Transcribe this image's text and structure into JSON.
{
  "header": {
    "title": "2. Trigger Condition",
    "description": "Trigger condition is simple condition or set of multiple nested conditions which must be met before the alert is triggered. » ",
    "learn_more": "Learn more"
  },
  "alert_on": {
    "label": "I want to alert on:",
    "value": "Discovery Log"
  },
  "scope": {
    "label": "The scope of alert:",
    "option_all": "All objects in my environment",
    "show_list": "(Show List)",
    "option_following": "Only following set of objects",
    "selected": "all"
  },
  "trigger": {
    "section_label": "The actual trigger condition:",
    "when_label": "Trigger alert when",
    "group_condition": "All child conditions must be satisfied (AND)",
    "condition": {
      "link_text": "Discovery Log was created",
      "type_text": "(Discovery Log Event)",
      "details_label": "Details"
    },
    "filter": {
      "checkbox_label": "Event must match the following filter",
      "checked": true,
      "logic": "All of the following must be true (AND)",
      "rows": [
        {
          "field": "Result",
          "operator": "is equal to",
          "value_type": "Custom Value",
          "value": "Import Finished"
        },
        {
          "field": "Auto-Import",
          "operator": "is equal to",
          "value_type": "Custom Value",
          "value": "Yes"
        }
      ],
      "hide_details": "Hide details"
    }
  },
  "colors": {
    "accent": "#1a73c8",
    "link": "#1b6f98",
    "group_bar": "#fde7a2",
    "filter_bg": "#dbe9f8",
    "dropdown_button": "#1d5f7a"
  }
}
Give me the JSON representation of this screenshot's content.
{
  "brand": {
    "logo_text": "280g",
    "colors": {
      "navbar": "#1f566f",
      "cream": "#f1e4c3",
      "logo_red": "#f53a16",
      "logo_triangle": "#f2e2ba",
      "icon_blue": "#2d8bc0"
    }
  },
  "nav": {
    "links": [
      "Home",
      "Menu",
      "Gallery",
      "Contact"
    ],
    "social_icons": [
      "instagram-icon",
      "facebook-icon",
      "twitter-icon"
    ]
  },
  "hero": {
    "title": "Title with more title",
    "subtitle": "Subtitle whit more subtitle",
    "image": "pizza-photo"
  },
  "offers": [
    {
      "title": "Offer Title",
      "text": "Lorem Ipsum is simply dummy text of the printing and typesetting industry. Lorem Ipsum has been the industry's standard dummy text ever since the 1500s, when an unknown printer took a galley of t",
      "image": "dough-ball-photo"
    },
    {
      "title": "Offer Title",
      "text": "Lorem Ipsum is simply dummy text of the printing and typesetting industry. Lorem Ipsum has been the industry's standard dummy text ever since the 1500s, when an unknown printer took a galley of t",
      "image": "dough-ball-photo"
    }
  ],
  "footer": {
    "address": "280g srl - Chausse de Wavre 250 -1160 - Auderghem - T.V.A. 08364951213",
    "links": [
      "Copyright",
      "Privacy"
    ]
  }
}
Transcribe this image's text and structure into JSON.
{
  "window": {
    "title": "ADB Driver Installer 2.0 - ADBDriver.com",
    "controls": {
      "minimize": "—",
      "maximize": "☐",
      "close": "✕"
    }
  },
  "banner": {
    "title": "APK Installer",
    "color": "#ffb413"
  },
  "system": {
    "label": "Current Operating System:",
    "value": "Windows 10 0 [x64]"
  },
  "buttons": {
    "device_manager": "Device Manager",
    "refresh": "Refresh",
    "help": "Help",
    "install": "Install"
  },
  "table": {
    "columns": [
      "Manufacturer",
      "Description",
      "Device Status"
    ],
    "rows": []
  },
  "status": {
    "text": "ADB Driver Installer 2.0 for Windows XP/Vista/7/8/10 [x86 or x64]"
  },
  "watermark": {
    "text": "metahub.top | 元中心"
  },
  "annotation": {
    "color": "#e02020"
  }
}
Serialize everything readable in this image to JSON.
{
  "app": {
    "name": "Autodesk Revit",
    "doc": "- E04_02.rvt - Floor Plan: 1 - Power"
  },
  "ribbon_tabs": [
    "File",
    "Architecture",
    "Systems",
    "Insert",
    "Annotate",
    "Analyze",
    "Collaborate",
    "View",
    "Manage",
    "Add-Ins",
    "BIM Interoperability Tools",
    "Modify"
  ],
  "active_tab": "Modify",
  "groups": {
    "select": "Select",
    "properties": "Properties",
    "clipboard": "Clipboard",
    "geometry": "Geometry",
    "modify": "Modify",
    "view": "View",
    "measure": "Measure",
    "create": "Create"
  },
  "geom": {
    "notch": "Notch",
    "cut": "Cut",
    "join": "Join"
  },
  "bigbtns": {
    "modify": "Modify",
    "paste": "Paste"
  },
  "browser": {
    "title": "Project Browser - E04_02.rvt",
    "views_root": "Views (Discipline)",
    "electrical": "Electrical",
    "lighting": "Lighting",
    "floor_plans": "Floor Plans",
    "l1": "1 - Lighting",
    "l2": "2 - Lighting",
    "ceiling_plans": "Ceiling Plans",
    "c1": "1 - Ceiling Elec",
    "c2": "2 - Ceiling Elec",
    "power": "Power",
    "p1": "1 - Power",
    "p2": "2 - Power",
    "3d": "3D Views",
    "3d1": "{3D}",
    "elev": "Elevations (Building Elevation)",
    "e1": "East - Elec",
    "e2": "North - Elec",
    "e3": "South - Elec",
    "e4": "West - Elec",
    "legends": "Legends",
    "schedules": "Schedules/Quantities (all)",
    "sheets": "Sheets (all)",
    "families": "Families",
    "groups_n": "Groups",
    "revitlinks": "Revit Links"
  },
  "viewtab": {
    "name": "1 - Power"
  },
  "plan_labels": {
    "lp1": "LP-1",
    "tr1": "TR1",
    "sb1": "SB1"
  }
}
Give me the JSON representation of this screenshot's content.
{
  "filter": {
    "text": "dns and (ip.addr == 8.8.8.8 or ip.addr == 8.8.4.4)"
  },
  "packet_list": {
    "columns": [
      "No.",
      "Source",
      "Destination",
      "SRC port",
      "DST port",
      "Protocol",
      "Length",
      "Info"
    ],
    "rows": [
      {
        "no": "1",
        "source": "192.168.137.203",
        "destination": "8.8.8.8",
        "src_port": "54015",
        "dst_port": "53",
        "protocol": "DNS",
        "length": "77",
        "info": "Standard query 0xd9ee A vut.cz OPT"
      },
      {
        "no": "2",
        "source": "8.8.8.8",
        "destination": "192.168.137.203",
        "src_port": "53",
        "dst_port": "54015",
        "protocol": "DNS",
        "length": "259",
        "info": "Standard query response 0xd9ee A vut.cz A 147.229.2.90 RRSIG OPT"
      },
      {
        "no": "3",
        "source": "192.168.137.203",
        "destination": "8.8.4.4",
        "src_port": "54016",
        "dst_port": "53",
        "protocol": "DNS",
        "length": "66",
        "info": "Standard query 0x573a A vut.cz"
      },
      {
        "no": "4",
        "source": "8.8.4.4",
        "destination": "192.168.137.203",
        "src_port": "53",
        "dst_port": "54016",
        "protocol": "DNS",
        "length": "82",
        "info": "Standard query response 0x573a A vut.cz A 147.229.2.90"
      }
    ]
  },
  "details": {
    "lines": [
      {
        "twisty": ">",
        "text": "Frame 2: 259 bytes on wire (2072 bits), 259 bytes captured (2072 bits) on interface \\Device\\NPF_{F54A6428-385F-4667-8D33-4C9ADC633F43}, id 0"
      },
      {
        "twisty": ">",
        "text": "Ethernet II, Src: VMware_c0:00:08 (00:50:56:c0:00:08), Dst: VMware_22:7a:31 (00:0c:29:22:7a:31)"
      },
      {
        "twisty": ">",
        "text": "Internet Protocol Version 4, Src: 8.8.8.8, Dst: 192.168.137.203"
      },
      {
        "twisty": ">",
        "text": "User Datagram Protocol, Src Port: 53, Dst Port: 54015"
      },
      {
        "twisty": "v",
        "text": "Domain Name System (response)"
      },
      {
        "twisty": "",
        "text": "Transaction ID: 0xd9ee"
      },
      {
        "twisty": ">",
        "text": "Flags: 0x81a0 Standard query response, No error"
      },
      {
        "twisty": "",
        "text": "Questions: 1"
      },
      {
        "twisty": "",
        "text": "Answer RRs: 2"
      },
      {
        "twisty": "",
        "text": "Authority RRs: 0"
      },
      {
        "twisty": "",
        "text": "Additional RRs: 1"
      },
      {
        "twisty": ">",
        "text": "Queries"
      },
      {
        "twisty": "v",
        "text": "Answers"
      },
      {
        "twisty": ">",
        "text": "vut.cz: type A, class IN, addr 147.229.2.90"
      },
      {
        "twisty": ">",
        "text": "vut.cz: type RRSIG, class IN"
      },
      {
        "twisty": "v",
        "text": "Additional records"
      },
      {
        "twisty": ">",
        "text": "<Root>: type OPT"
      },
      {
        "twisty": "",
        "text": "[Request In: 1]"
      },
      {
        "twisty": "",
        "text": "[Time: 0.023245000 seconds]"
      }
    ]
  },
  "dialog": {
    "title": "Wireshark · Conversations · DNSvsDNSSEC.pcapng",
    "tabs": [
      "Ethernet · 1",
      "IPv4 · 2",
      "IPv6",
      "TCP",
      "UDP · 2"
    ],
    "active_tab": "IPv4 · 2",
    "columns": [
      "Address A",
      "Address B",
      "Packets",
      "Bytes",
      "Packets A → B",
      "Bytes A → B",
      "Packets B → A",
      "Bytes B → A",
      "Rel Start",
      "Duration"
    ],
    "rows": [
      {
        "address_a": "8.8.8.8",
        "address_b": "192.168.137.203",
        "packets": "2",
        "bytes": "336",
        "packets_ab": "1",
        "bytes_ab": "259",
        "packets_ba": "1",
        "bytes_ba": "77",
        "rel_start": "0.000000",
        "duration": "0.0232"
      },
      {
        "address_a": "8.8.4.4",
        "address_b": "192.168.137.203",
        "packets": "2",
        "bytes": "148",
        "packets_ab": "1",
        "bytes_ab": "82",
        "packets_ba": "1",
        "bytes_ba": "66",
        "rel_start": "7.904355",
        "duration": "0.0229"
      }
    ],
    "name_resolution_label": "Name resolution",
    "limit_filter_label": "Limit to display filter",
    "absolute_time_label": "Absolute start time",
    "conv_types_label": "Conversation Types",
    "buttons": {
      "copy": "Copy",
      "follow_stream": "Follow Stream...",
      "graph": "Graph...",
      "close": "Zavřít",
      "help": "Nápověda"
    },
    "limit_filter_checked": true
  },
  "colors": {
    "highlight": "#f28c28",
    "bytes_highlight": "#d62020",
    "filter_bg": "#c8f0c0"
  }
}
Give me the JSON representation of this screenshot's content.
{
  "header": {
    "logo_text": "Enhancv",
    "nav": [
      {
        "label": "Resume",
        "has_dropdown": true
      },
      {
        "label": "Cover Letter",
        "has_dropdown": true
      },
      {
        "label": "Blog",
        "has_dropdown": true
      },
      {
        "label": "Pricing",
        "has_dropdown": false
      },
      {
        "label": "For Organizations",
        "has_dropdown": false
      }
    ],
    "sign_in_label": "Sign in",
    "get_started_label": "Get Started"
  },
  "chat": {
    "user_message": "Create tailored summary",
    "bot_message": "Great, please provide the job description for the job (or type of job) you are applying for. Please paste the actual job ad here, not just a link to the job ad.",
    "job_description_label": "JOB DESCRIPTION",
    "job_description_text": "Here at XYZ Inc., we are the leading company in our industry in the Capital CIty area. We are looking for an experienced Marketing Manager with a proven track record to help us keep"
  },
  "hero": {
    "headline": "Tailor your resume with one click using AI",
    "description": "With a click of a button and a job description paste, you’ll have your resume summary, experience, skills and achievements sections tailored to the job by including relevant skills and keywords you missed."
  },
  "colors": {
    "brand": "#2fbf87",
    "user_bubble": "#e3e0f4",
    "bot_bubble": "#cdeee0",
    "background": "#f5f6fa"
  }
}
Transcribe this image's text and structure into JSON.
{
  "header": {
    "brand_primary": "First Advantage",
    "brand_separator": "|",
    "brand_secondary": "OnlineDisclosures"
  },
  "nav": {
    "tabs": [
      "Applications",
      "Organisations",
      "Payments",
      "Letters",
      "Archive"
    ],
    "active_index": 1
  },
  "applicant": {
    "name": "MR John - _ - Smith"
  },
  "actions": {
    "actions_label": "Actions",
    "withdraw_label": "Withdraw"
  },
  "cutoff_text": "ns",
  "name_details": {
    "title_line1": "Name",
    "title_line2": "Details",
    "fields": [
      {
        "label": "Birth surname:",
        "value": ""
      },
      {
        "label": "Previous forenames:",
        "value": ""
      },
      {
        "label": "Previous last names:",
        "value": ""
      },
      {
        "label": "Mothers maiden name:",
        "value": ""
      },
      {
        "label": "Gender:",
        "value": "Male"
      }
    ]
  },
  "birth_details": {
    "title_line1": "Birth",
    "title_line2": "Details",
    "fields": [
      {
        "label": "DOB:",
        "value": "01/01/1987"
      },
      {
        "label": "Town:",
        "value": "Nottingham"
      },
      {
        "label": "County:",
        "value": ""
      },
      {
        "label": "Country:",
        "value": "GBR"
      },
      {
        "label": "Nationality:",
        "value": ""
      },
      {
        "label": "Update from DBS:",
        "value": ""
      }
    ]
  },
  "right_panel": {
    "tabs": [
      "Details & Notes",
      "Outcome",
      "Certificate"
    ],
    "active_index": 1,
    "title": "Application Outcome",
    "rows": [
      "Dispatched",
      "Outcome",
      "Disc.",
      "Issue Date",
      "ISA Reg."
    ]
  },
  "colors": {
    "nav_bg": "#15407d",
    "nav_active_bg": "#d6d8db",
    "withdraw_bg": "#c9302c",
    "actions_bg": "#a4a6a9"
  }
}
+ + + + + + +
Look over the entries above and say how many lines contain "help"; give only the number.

> [EXERCISE ANSWER] 3